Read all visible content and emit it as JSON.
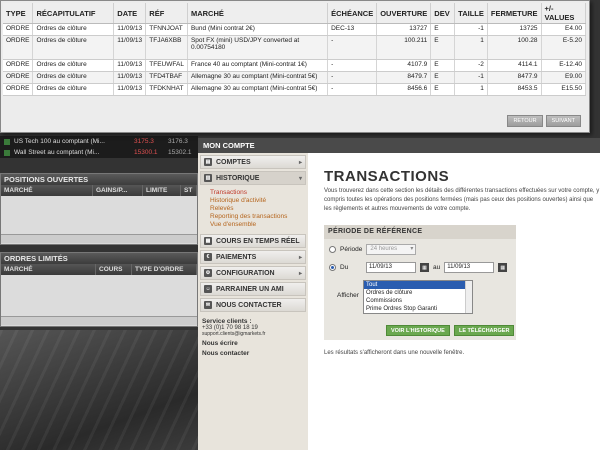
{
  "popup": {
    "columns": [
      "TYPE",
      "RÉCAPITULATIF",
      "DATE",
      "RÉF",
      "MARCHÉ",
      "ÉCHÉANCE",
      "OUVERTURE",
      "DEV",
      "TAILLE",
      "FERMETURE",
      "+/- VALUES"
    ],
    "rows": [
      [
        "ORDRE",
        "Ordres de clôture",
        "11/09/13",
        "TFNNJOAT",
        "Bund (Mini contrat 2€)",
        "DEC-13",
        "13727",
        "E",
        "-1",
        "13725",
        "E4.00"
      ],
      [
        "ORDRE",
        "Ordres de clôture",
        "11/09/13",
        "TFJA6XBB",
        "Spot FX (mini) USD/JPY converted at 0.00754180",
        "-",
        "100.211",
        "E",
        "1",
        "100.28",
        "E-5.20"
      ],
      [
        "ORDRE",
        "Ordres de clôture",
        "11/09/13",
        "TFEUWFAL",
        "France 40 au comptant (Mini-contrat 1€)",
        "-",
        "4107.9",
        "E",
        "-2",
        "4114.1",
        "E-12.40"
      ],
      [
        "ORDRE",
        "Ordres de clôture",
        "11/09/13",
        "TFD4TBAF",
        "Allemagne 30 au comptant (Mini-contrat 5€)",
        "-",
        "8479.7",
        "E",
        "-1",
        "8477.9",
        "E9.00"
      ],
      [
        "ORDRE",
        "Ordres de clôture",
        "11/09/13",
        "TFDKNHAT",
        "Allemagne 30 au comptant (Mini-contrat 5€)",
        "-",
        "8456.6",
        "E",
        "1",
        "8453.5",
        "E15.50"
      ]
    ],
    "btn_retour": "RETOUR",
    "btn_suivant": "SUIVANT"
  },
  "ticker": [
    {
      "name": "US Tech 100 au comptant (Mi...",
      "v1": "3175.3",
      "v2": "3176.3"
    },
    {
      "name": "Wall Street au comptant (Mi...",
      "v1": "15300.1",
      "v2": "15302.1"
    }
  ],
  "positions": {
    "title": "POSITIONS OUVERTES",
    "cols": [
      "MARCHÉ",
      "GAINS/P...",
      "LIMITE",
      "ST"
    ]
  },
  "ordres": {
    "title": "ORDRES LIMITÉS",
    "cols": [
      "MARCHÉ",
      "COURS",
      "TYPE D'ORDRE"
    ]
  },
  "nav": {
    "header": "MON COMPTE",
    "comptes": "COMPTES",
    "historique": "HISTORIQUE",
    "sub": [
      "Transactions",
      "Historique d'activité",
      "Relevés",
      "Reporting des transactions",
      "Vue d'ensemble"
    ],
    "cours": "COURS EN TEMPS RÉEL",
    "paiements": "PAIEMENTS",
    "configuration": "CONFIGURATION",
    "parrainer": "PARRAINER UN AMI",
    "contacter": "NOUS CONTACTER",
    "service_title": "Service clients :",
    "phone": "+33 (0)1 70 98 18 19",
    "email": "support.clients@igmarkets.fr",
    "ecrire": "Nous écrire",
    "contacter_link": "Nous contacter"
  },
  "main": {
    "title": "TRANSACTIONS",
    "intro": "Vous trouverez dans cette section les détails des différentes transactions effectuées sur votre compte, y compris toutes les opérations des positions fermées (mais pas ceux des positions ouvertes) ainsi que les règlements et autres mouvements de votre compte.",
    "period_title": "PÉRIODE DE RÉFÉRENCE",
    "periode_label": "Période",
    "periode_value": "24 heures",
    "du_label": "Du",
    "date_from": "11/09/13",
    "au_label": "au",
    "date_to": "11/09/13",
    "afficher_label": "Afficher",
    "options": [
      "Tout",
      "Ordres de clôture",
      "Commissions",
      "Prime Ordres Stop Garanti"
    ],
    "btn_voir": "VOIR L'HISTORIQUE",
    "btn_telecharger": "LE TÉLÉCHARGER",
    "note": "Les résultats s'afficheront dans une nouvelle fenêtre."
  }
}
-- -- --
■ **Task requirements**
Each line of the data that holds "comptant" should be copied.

■ **Solution to this task**
        "France 40 au comptant (Mini-contrat 1€)",
        "Allemagne 30 au comptant (Mini-contrat 5€)",
        "Allemagne 30 au comptant (Mini-contrat 5€)",
      "name": "US Tech 100 au comptant (Mi...",
      "name": "Wall Street au comptant (Mi...",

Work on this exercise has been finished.